In every college at UNMC, the credentials for the incoming first-year students are impressive, Dr. Pamies said.
"Our first priority is to educate the very best and brightest Nebraska students," Dr. Pamies said. "We're doing a very good job at that, and now we're also attracting some of the best students nationally. We will continue to make inroads in this area to meet our educational goals."
Some highlights of the incoming classes for the various colleges include:
College of Dentistry
Forty-five first-year students entered the doctor of dental science (D.D.S.) degree program. Those students have the highest grade point average - 3.80 - of any dental class ever. In all, 733 students applied to the dental program. Twenty-four students are entering the college's dental hygiene program. Four of the hygiene students are at the Panhandle Health Center near Scottsbluff. The 3.62 GPA of the dental hygiene class ties the highest for that program.
College of Medicine
The College of Medicine had nearly 1,100 applicants for its 122-member entering class. The incoming GPA of the incoming students is 3.75, which is tied for the highest GPA among the college's incoming classes over the past decade. The students' average score on the Medical College Admissions Test was the highest for an incoming class in the past five years.
College of Nursing
This fall, 147 undergraduate students have entered the traditional bachelor of science in nursing (BSN) degree program and the RN-to-BSN program. The College of Nursing received 341 applications for the 147 positions. These students are taking courses at the college's four brick-and-mortar campuses in Omaha, Lincoln, Kearney and Scottsbluff. The students' incoming GPA is 3.50.
Increased resources in the form of federal grant funding to start an accelerated nursing program and new classroom facilities in Lincoln have allowed the CON to enroll more students. There are 761 BSN students enrolled this fall, up 5 percent from last fall's enrollment of 724. Already, 317 students have applied to begin in spring 2006 for 154 available positions in the traditional, five-semester BSN program. The college has 87 applicants for the accelerated BSN program, which has 10 available positions each in Lincoln and Omaha.
College of Pharmacy
Sixty-five students have entered the doctor of pharmacy (Pharm.D.) degree program. Those students were selected from 272 applicants. Of the admitted students, 87 percent (58 students) are Nebraska residents. The average cumulative GPA of the incoming class is 3.71.
School of Allied Health Professions
With 172 students, this year's class marked the largest in history, as several of the programs responded to workforce shortages. There were 606 applicants for the 172 positions in the 10 allied health programs. The average GPA of the entering students in four of those programs -- diagnostic medical sonography, nuclear medicine, physical therapy and radiation therapy -- was 3.7 and above. Students in the SAHP pursue degrees in clinical perfusion, diagnostic medical sonography, clinical laboratory science/medical technology, nuclear medicine, physical therapy, physician assistant, radiation therapy, and radiography and certificates in cytotechnology and medical nutrition.

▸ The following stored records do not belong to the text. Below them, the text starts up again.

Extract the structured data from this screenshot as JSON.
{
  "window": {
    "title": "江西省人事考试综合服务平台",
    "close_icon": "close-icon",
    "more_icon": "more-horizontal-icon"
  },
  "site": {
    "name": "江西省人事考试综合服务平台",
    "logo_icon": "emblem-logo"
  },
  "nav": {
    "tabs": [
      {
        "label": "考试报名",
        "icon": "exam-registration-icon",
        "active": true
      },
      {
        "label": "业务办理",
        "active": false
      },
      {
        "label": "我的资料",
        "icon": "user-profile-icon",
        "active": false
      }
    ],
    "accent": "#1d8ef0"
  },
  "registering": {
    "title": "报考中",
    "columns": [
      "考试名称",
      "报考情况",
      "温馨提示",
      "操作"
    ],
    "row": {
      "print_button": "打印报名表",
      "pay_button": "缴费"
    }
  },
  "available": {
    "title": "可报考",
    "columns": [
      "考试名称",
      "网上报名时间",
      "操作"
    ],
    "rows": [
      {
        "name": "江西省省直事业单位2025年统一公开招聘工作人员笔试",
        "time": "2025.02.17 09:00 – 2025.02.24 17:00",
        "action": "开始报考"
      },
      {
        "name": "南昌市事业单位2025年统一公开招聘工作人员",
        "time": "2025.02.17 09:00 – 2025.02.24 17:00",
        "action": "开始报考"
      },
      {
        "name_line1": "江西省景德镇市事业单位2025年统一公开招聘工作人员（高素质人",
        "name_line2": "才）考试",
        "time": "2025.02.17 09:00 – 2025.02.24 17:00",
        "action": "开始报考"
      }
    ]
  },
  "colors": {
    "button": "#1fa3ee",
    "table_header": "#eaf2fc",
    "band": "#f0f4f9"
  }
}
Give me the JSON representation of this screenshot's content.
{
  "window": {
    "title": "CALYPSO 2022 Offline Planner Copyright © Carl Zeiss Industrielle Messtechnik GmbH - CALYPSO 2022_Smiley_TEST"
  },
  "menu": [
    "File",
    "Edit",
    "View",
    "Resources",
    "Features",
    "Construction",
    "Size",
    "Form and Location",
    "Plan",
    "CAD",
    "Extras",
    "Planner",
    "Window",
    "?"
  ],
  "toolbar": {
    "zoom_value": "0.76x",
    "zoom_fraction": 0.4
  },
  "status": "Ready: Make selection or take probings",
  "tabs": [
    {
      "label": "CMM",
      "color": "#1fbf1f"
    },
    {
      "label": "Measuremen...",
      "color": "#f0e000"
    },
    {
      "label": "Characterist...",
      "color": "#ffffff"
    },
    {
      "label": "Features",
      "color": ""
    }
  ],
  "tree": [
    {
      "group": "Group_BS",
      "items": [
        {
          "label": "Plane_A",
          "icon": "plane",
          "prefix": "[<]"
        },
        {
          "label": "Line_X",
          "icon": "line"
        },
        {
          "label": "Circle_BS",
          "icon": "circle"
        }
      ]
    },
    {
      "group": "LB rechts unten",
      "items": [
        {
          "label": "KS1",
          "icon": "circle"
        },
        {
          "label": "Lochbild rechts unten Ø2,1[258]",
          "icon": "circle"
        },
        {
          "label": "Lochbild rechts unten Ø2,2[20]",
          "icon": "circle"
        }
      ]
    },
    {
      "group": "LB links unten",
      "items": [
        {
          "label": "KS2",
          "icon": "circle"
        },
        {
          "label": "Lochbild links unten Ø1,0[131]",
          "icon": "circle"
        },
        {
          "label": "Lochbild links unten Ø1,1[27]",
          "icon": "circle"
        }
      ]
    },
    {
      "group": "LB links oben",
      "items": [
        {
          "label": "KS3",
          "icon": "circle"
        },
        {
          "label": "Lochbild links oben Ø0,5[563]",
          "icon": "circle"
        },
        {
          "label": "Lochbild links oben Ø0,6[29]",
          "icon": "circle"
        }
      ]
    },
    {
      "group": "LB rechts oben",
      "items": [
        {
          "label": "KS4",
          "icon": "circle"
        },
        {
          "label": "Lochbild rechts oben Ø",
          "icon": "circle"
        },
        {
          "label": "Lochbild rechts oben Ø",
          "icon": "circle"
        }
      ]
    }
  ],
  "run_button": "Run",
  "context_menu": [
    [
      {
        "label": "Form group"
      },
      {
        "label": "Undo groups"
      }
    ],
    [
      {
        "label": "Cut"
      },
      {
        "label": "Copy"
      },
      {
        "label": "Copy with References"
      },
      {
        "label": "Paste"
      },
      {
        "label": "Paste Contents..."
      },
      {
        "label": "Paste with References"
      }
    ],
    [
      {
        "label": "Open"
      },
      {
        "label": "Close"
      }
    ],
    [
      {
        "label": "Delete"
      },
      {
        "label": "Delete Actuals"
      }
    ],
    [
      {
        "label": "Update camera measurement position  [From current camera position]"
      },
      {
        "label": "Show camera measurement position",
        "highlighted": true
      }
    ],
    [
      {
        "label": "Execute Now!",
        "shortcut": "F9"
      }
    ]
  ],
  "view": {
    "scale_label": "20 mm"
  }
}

The number of graduate students at UNMC increased by 5.1 percent, from 512 students to 538. Much of that increase is attributed to students in the new Cancer Research Graduate Program (CRGP), a Ph.D.-granting program in cancer research at UNMC. The program, in its first full year, has 19 students, placing it among the largest graduate programs at UNMC.
"This program reflects the tremendous growth in our cancer research programs and the increased interest in this field by our students," Dr. Pamies said. "It will prepare students for a variety of careers in academia, government or the private sector."